Whenever we would get a call from Jeff Adachi, it was always exciting — a chance to be recruited into some real next level, challenge the very foundations of the system in a way no one had ever tried, type fight for racial justice. We are in San Jose, not San Francisco, so we didn’t get to work with him as much as we would have if we were in his city, so we knew, if he reached out, it was on.
The last time he left a voicemail, he said, “Call me back, I have an idea.” We were starting a deeper dive in our bail reform work locally, and reading how he was loudly obliterating the rationale of money bail and getting pre-arraignment representation for the people in San Francisco — so we assumed it was going to be some radical pretrial justice stuff.
We called him back and he says, “I want to do an animated music video…do you listen to acid jazz?”
Only Jeff Adachi, the revolutionary freedom fighter who redefined what a “public defender” even means, could ask a question like that, and you still knew, it was going to be pioneering movement work.
Turned out he wanted to tell the history of race in America in a way that spoke to today’s media landscape. He had archived photos, art pieces, and small video clips of riots, racist signs, images of everyday people fighting for their rights, dating back a hundred years. He wanted to make a short video that would scroll through the clips — like a flip book looking at snapshots of how race played out in different periods in American history. He said he didn’t want to just focus on the famous icons, he wanted to lift up leaders in black and brown communities who were unknown, yet pivotal actors, in the ongoing fight for liberation in America. His instinct, to honor the lives of those typically occupying no space in the public imagination, was consistent with what he did everyday, in every other aspect of his life.
He said he had bought the rights to a song he heard in New York that he wanted played in the backdrop of the video. Now, Jeff Adachi could have done this project with Hollywood producers — he had that kind of pull. But he called us, and wanted to work with young videographers who he knew came from the struggle. And that’s exactly what he did. Over the next few months, Ookie and Andrew would roll up from De-Bug to San Francisco, and they would work with Jeff on his project he called, “Racial Facial.” As all things Jeff did, it was brilliant, unique, and advanced the consciousness in a way only his artistry could. The next thing we knew, we got a packaged DVD box of Racial Facial - it was winning film festival awards across the globe, and inciting a raw discussion and examination into race in America, just as he planned.
Now, if we said that a public defender made an animated music video spanning decades of racial injustice set to an acid jazz song — people would know off top, that had to be Jeff Adachi.
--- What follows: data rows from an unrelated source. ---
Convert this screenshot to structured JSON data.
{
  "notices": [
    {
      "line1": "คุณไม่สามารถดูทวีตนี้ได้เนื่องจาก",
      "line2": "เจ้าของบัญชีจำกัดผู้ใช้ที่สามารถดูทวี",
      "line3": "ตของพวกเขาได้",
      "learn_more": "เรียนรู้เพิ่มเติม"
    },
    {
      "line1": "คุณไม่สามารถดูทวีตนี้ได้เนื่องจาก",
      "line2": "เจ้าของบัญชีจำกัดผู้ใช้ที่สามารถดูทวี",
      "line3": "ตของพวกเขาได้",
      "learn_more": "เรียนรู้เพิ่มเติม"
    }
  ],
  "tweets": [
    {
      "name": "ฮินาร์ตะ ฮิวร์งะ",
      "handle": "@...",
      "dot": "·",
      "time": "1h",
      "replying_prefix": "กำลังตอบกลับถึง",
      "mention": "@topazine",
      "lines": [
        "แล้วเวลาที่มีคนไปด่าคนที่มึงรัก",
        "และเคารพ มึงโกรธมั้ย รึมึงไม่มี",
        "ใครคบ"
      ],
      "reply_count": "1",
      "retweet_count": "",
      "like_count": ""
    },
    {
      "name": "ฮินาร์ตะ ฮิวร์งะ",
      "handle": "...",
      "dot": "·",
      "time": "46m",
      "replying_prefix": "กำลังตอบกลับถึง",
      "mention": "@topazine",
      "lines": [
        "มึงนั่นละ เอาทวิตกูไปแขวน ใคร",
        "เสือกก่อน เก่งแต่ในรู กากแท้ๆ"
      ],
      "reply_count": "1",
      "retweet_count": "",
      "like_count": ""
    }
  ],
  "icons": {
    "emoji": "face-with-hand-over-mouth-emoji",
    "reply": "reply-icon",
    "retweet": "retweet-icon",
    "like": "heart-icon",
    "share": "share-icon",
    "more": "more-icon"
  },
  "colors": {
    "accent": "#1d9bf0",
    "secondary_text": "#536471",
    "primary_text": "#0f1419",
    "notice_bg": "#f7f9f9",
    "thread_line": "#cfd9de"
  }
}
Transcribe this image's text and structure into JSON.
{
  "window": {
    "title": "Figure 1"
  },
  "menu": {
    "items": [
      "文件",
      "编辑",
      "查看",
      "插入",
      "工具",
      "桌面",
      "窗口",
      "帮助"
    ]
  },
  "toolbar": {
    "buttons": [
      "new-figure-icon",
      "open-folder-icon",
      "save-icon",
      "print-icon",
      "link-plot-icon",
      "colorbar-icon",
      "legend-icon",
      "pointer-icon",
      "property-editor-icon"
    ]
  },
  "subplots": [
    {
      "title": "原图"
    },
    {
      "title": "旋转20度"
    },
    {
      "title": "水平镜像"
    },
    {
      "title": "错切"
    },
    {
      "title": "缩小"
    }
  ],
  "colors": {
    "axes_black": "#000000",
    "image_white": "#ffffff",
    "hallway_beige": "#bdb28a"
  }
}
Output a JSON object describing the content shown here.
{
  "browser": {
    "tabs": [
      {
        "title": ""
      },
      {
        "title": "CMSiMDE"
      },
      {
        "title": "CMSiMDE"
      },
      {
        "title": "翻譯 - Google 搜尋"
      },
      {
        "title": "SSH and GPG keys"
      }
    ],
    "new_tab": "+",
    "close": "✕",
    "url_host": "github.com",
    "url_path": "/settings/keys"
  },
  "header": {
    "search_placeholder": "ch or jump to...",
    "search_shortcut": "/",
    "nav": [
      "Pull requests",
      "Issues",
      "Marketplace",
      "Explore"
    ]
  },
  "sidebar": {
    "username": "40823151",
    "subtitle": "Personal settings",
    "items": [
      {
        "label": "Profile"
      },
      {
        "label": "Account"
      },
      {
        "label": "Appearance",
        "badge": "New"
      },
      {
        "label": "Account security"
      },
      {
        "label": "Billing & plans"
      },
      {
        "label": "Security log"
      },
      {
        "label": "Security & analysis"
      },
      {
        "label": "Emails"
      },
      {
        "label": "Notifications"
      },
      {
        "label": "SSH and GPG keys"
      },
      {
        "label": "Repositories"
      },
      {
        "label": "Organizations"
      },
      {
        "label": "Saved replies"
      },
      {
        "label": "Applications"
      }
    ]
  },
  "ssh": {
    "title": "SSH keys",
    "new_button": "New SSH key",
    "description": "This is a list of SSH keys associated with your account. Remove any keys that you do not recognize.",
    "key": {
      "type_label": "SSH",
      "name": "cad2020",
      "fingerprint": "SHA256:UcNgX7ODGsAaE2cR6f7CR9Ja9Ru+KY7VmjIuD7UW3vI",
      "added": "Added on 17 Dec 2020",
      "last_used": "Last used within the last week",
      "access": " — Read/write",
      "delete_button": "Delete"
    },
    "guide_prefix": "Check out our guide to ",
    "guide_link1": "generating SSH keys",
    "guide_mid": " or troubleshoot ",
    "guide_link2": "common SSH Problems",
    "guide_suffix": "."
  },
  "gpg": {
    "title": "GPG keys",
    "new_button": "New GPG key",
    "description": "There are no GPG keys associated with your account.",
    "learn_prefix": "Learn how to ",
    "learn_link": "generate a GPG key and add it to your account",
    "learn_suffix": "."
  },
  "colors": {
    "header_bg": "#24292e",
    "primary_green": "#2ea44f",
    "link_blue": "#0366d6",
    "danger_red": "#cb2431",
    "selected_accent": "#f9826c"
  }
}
In fact, he is the only person people would guess, he was the only one that had his range. Mind you, he didn’t take any time off to do this project — he was still taking the most serious trials, working on ground-breaking policies locally and nationally, and working on other films and art initiatives.
This project though was just representative of what Jeff Adachi meant to us. He had his own current, and always invited others, to jump into the waters with him. And we all knew he was always flowing into a place of true, uncompromising, justice. He brought community into spaces that usually were only regulated for attorneys, and asked us to re-imagine the possibilities of justice, and to never assume unjust practices and norms as immutable.
When the Humphrey decision dropped, a ruling that forever changed California bail law, we called him and asked if there were any motions related to it that could help our people in San Jose. He immediately shot over his bail motion and he said to get it to as many public defenders as possible. We literally were handing out Jeff’s templated motion to families waiting in line to go to court in counties across the state. He even made a PSA with us to push communities and attorneys to not except money bail or pretrial detention as acceptable. He was freeing people, and creating change-makers, without even being in the same city.
It was emboldening just being around him. I remember the first time we met him, Aram James, a comrade and former public defender, brought us up to his office. Of course, we were enamored with Jeff’s Malcolm X posters, his movie awards, and his genuine warmth, but it was how he talked about the fight that drew us in with the most gravity. We were talking to him about how our county didn’t have public defenders at misdemeanor arraignment courts — something that would never stand in an Adachi defended city —and he shared an example of how his office stopped taking excessive number of cases as a way to hold the line against eclipsing case loads. He said, “Sometimes you just need to go to the mat.” Despite his individual mastery of the public stage — his unmatchable charm, charisma, and swagger — Jeff showed us it is always about the fight against the power structures that expressed and protected white supremacy. And that the power to win is in the people.
The last time we saw him, a group of us had split a ride with him in LA, after he ignited a crowd of grassroots organizers on how we can end money bail, while also not giving unchecked power to judges to continue caging people pretrial. He was talking up the Lyft driver, asking him about his life and LA story. As he was getting out of the car, he looked back at us, raised his fist and said, “Fight the Power!” Like instead of “see you later” or “bye” he used the moment to again call us to act. He was just one hundred percent about it, and expected the same from all of us.
We are honored, like so many, to call Jeff a friend, brother, inspiration, and we will continue to lean on his spirit for guidance and strength. Rest in Power Jeff, we know you will continue the fight, and we will continue to answer your call.
Jeff Adachi's Untimely Death Hit Me Like a Hammer's Blow